What is required — In the records below, find each line holding the word "универсальных" and copy it.

The data —
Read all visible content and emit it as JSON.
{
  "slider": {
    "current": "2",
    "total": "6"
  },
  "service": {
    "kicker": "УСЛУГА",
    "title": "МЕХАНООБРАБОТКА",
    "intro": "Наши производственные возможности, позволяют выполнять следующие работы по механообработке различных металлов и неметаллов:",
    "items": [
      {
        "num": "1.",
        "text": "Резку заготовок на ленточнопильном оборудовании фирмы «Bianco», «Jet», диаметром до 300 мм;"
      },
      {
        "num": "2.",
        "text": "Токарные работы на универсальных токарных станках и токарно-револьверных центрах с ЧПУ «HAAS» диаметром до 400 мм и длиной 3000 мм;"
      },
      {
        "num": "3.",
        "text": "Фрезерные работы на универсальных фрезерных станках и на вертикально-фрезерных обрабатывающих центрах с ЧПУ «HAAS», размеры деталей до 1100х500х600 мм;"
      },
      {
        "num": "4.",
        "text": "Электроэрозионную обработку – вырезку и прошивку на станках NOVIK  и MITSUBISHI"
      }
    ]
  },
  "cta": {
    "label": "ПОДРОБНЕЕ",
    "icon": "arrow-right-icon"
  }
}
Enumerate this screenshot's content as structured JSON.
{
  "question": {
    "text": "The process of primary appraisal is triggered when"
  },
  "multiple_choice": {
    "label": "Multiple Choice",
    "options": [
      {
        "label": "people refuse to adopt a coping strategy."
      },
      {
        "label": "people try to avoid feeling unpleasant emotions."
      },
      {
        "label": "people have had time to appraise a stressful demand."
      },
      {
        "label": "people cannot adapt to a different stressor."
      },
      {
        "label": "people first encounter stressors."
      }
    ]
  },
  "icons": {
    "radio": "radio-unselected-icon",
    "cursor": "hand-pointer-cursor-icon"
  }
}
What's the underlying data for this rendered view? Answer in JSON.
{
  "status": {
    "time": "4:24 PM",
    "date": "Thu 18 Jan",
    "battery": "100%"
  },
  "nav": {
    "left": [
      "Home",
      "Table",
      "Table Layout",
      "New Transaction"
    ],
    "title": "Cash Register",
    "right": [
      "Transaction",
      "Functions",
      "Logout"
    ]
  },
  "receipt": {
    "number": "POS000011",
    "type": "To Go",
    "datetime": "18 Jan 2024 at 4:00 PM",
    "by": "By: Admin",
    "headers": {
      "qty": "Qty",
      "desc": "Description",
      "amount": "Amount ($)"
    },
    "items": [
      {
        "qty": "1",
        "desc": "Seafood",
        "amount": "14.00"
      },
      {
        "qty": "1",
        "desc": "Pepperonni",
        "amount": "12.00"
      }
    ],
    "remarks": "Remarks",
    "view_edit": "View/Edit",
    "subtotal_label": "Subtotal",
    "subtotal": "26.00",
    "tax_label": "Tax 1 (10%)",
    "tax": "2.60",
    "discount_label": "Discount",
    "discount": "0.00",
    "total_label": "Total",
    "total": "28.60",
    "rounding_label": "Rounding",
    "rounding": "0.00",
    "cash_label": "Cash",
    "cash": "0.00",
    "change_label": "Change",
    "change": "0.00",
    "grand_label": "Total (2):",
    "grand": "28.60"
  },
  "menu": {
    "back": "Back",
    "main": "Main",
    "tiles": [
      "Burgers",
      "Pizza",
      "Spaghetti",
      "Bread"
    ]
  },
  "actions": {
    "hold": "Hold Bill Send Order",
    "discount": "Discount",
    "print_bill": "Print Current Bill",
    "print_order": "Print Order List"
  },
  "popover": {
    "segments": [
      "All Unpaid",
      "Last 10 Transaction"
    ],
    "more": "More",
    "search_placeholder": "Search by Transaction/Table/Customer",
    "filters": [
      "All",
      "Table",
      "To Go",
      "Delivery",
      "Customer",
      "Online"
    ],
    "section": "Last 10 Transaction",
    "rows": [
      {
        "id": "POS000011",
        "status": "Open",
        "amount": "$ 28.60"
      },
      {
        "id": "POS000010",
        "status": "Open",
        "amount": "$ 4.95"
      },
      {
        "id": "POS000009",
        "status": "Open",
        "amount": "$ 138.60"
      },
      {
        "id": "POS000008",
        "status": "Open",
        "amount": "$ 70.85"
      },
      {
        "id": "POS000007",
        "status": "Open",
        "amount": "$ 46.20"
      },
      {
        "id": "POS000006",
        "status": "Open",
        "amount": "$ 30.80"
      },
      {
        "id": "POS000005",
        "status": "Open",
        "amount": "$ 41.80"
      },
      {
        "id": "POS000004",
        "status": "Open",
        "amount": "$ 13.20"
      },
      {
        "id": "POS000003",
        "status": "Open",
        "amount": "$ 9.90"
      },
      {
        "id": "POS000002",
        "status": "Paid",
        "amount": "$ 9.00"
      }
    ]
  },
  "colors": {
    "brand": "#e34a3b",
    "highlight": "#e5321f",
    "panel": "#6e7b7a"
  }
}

Solution for this task —
        "text": "Токарные работы на универсальных токарных станках и токарно-револьверных центрах с ЧПУ «HAAS» диаметром до 400 мм и длиной 3000 мм;"
        "text": "Фрезерные работы на универсальных фрезерных станках и на вертикально-фрезерных обрабатывающих центрах с ЧПУ «HAAS», размеры деталей до 1100х500х600 мм;"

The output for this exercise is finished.